### Exercise brief
Please tally how many lines in the entries below include the word "insert", giving only the number.

### Raw data
•••

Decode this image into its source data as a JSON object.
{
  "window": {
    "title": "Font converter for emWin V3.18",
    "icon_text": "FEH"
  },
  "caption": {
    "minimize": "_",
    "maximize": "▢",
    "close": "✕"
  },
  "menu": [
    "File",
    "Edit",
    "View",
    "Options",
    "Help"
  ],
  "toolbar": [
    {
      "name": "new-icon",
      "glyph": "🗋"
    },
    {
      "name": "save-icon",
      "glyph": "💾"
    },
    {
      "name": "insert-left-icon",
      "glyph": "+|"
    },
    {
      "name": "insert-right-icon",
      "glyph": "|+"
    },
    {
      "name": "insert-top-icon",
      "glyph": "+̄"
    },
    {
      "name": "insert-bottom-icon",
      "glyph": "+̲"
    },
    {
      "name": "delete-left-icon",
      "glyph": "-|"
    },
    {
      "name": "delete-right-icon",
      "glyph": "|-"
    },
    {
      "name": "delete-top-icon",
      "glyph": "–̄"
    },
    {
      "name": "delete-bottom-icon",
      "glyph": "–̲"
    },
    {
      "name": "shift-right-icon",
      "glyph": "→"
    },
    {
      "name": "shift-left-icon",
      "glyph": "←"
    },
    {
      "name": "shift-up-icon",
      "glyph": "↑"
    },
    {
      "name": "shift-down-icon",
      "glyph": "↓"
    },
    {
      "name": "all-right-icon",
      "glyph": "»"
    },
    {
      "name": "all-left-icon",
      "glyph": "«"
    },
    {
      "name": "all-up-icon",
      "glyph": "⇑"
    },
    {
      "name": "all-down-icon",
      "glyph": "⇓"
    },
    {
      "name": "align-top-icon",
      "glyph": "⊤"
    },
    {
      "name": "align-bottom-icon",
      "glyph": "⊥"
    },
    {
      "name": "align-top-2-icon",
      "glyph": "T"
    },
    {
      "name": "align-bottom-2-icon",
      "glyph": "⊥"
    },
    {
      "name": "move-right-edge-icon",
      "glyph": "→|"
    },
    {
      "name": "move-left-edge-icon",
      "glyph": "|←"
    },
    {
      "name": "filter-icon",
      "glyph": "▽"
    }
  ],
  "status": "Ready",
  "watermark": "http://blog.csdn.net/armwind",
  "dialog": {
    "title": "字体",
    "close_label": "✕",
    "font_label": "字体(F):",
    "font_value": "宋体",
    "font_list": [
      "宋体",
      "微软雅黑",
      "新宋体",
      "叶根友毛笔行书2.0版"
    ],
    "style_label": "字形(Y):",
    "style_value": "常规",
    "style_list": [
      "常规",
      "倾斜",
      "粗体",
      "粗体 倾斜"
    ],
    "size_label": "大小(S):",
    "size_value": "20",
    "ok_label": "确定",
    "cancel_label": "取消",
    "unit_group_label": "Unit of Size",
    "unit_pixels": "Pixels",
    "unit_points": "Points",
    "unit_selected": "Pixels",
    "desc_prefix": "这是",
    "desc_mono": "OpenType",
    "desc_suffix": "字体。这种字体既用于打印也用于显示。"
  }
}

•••

### Task output
4